- Requirement -
Every line from the line containing "Convert this screenshot" through the final line below must be returned exactly, and no other line.
Segment Start: Extracted records
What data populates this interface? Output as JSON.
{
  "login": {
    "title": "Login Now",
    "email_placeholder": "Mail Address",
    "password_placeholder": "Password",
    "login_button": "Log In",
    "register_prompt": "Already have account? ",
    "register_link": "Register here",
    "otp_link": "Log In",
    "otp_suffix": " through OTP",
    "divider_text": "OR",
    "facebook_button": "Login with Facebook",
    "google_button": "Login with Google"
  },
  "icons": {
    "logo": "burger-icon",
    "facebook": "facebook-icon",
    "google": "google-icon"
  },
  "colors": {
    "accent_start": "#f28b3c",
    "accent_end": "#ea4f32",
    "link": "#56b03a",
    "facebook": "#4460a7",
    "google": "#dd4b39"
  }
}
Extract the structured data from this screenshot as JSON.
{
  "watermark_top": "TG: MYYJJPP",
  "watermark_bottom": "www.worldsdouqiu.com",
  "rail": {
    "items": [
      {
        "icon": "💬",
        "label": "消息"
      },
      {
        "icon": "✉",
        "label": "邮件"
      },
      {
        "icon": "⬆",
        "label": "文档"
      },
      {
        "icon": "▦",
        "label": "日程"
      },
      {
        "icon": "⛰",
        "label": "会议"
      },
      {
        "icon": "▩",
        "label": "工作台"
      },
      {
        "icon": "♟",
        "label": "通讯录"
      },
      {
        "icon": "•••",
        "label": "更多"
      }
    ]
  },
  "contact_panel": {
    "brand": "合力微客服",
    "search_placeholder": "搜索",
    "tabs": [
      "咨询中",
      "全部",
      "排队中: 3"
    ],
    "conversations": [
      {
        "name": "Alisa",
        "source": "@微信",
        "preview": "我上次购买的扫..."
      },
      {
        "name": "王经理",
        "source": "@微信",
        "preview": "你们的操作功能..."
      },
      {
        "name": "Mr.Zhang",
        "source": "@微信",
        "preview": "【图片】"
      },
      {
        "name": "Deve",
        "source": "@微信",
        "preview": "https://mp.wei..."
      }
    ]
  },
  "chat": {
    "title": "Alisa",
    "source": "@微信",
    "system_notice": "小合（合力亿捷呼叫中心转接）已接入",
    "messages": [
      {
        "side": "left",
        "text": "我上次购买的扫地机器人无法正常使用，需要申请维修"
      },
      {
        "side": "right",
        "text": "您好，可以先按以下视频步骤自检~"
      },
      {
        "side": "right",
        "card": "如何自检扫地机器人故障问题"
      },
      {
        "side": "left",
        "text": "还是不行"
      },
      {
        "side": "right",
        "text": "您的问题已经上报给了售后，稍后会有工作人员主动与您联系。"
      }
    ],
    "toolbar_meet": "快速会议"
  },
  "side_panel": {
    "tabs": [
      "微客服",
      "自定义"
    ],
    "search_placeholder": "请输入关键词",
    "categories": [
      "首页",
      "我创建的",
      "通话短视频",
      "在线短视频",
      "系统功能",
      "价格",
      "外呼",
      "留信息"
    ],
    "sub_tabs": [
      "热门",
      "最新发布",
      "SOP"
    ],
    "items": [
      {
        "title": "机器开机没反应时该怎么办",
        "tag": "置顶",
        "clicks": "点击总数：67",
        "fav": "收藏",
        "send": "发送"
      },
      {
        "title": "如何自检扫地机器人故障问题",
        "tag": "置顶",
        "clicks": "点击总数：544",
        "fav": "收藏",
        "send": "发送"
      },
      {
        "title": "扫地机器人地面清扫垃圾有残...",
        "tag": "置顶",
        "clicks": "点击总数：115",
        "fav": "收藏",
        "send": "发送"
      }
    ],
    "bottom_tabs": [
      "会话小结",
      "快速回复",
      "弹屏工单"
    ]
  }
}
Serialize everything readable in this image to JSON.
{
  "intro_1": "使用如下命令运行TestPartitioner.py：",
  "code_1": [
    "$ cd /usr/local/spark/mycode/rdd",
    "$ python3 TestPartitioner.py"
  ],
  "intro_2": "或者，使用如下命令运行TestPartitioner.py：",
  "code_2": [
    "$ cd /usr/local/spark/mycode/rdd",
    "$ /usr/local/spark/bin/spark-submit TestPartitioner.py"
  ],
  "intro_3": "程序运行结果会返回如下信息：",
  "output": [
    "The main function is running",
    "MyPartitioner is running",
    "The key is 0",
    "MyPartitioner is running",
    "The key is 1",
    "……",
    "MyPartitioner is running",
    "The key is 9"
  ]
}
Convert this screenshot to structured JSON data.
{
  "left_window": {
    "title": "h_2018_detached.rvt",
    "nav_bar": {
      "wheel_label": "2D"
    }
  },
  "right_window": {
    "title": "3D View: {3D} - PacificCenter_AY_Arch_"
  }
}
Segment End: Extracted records
- Worked solution -
Convert this screenshot to structured JSON data.
{
  "left_window": {
    "title": "h_2018_detached.rvt",
    "nav_bar": {
      "wheel_label": "2D"
    }
  },
  "right_window": {
    "title": "3D View: {3D} - PacificCenter_AY_Arch_"
  }
}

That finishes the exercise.